What you return should match every record exactly, with the images removed.

Start of Block

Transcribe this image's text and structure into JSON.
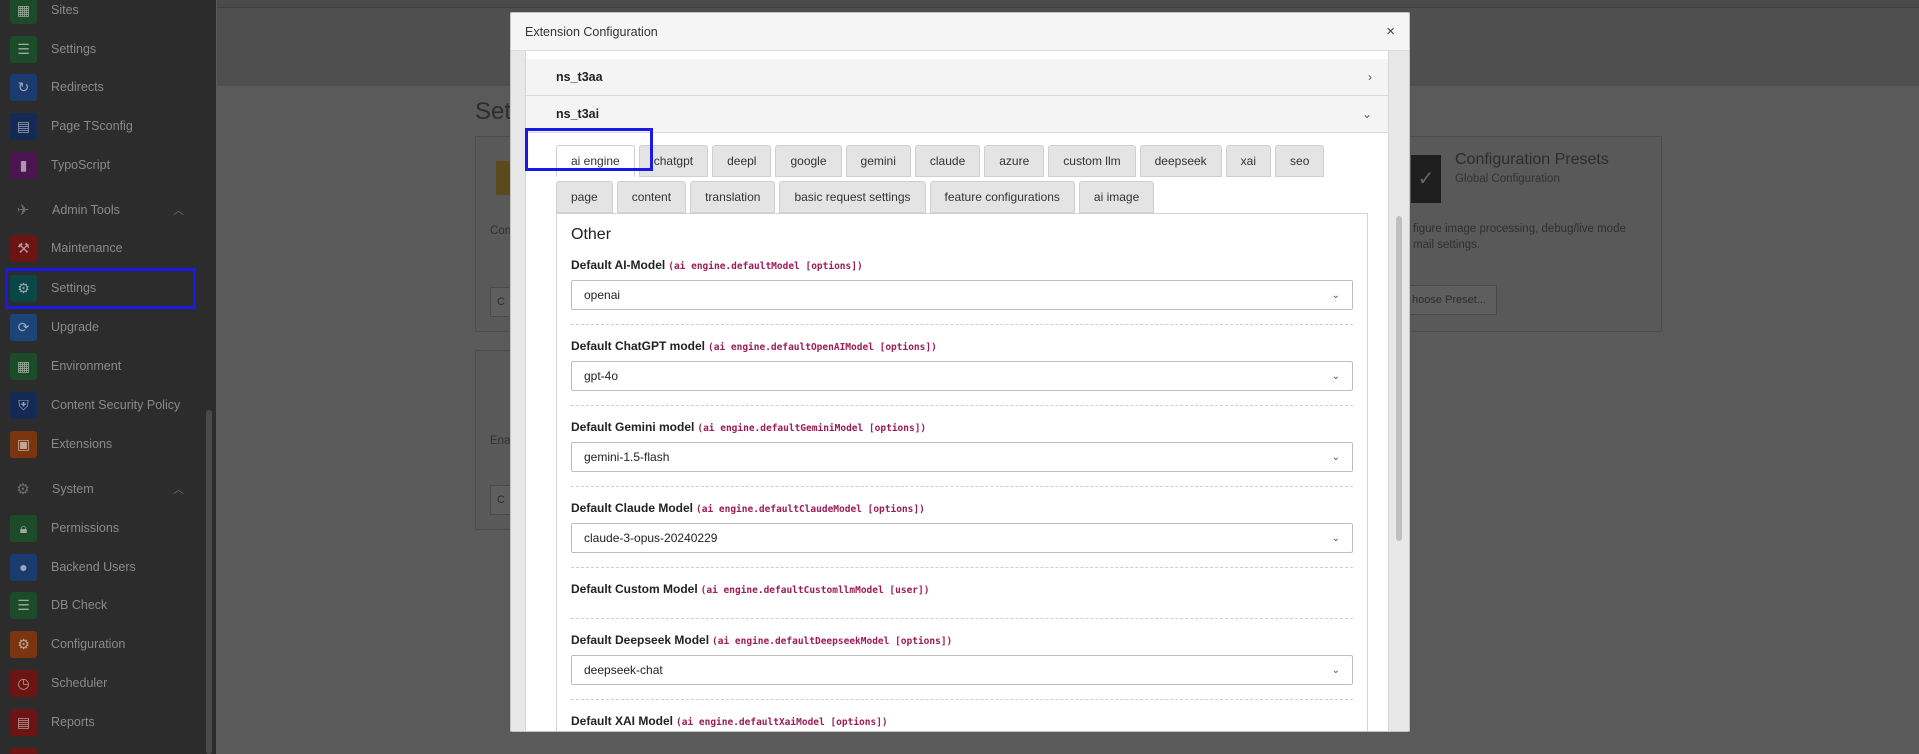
{
  "sidebar": {
    "items": [
      {
        "label": "Sites",
        "icon": "sites-icon",
        "color": "#2f7d3f"
      },
      {
        "label": "Settings",
        "icon": "settings-icon",
        "color": "#2f7d3f"
      },
      {
        "label": "Redirects",
        "icon": "redirects-icon",
        "color": "#2b5fb4"
      },
      {
        "label": "Page TSconfig",
        "icon": "page-tsconfig-icon",
        "color": "#1f3f8a"
      },
      {
        "label": "TypoScript",
        "icon": "typoscript-icon",
        "color": "#7a1f80"
      }
    ],
    "admin_group": {
      "label": "Admin Tools"
    },
    "admin_items": [
      {
        "label": "Maintenance",
        "icon": "wrench-icon",
        "color": "#b21d1d"
      },
      {
        "label": "Settings",
        "icon": "gear-icon",
        "color": "#0d6b70"
      },
      {
        "label": "Upgrade",
        "icon": "upgrade-icon",
        "color": "#2b6fb4"
      },
      {
        "label": "Environment",
        "icon": "environment-icon",
        "color": "#2f7d3f"
      },
      {
        "label": "Content Security Policy",
        "icon": "shield-icon",
        "color": "#1f3f8a"
      },
      {
        "label": "Extensions",
        "icon": "extensions-icon",
        "color": "#d05a1a"
      }
    ],
    "system_group": {
      "label": "System"
    },
    "system_items": [
      {
        "label": "Permissions",
        "icon": "lock-icon",
        "color": "#2f7d3f"
      },
      {
        "label": "Backend Users",
        "icon": "user-icon",
        "color": "#2b5fb4"
      },
      {
        "label": "DB Check",
        "icon": "db-icon",
        "color": "#2f7d3f"
      },
      {
        "label": "Configuration",
        "icon": "configuration-icon",
        "color": "#d05a1a"
      },
      {
        "label": "Scheduler",
        "icon": "scheduler-icon",
        "color": "#b21d1d"
      },
      {
        "label": "Reports",
        "icon": "reports-icon",
        "color": "#b21d1d"
      }
    ]
  },
  "main": {
    "title": "Set",
    "card1_text": "Con",
    "card1_btn": "C",
    "card2_text": "Ena",
    "card2_btn": "C",
    "presets_title": "Configuration Presets",
    "presets_sub": "Global Configuration",
    "presets_text_1": "figure image processing, debug/live mode",
    "presets_text_2": "mail settings.",
    "presets_btn": "hoose Preset..."
  },
  "modal": {
    "title": "Extension Configuration",
    "close": "×",
    "accordion": [
      {
        "label": "ns_t3aa",
        "chevron": "›"
      },
      {
        "label": "ns_t3ai",
        "chevron": "⌄"
      }
    ],
    "tabs_row1": [
      "ai engine",
      "chatgpt",
      "deepl",
      "google",
      "gemini",
      "claude",
      "azure",
      "custom llm",
      "deepseek",
      "xai",
      "seo",
      "page"
    ],
    "tabs_row2": [
      "content",
      "translation",
      "basic request settings",
      "feature configurations",
      "ai image"
    ],
    "active_tab": "ai engine",
    "panel_heading": "Other",
    "fields": [
      {
        "label": "Default AI-Model",
        "key": "(ai engine.defaultModel [options])",
        "value": "openai"
      },
      {
        "label": "Default ChatGPT model",
        "key": "(ai engine.defaultOpenAIModel [options])",
        "value": "gpt-4o"
      },
      {
        "label": "Default Gemini model",
        "key": "(ai engine.defaultGeminiModel [options])",
        "value": "gemini-1.5-flash"
      },
      {
        "label": "Default Claude Model",
        "key": "(ai engine.defaultClaudeModel [options])",
        "value": "claude-3-opus-20240229"
      },
      {
        "label": "Default Custom Model",
        "key": "(ai engine.defaultCustomllmModel [user])",
        "value": null
      },
      {
        "label": "Default Deepseek Model",
        "key": "(ai engine.defaultDeepseekModel [options])",
        "value": "deepseek-chat"
      },
      {
        "label": "Default XAI Model",
        "key": "(ai engine.defaultXaiModel [options])",
        "value": null
      }
    ]
  }
}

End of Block

TASK RESULT:
Transcribe this image's text and structure into JSON.
{
  "sidebar": {
    "items": [
      {
        "label": "Sites",
        "icon": "sites-icon",
        "color": "#2f7d3f"
      },
      {
        "label": "Settings",
        "icon": "settings-icon",
        "color": "#2f7d3f"
      },
      {
        "label": "Redirects",
        "icon": "redirects-icon",
        "color": "#2b5fb4"
      },
      {
        "label": "Page TSconfig",
        "icon": "page-tsconfig-icon",
        "color": "#1f3f8a"
      },
      {
        "label": "TypoScript",
        "icon": "typoscript-icon",
        "color": "#7a1f80"
      }
    ],
    "admin_group": {
      "label": "Admin Tools"
    },
    "admin_items": [
      {
        "label": "Maintenance",
        "icon": "wrench-icon",
        "color": "#b21d1d"
      },
      {
        "label": "Settings",
        "icon": "gear-icon",
        "color": "#0d6b70"
      },
      {
        "label": "Upgrade",
        "icon": "upgrade-icon",
        "color": "#2b6fb4"
      },
      {
        "label": "Environment",
        "icon": "environment-icon",
        "color": "#2f7d3f"
      },
      {
        "label": "Content Security Policy",
        "icon": "shield-icon",
        "color": "#1f3f8a"
      },
      {
        "label": "Extensions",
        "icon": "extensions-icon",
        "color": "#d05a1a"
      }
    ],
    "system_group": {
      "label": "System"
    },
    "system_items": [
      {
        "label": "Permissions",
        "icon": "lock-icon",
        "color": "#2f7d3f"
      },
      {
        "label": "Backend Users",
        "icon": "user-icon",
        "color": "#2b5fb4"
      },
      {
        "label": "DB Check",
        "icon": "db-icon",
        "color": "#2f7d3f"
      },
      {
        "label": "Configuration",
        "icon": "configuration-icon",
        "color": "#d05a1a"
      },
      {
        "label": "Scheduler",
        "icon": "scheduler-icon",
        "color": "#b21d1d"
      },
      {
        "label": "Reports",
        "icon": "reports-icon",
        "color": "#b21d1d"
      }
    ]
  },
  "main": {
    "title": "Set",
    "card1_text": "Con",
    "card1_btn": "C",
    "card2_text": "Ena",
    "card2_btn": "C",
    "presets_title": "Configuration Presets",
    "presets_sub": "Global Configuration",
    "presets_text_1": "figure image processing, debug/live mode",
    "presets_text_2": "mail settings.",
    "presets_btn": "hoose Preset..."
  },
  "modal": {
    "title": "Extension Configuration",
    "close": "×",
    "accordion": [
      {
        "label": "ns_t3aa",
        "chevron": "›"
      },
      {
        "label": "ns_t3ai",
        "chevron": "⌄"
      }
    ],
    "tabs_row1": [
      "ai engine",
      "chatgpt",
      "deepl",
      "google",
      "gemini",
      "claude",
      "azure",
      "custom llm",
      "deepseek",
      "xai",
      "seo",
      "page"
    ],
    "tabs_row2": [
      "content",
      "translation",
      "basic request settings",
      "feature configurations",
      "ai image"
    ],
    "active_tab": "ai engine",
    "panel_heading": "Other",
    "fields": [
      {
        "label": "Default AI-Model",
        "key": "(ai engine.defaultModel [options])",
        "value": "openai"
      },
      {
        "label": "Default ChatGPT model",
        "key": "(ai engine.defaultOpenAIModel [options])",
        "value": "gpt-4o"
      },
      {
        "label": "Default Gemini model",
        "key": "(ai engine.defaultGeminiModel [options])",
        "value": "gemini-1.5-flash"
      },
      {
        "label": "Default Claude Model",
        "key": "(ai engine.defaultClaudeModel [options])",
        "value": "claude-3-opus-20240229"
      },
      {
        "label": "Default Custom Model",
        "key": "(ai engine.defaultCustomllmModel [user])",
        "value": null
      },
      {
        "label": "Default Deepseek Model",
        "key": "(ai engine.defaultDeepseekModel [options])",
        "value": "deepseek-chat"
      },
      {
        "label": "Default XAI Model",
        "key": "(ai engine.defaultXaiModel [options])",
        "value": null
      }
    ]
  }
}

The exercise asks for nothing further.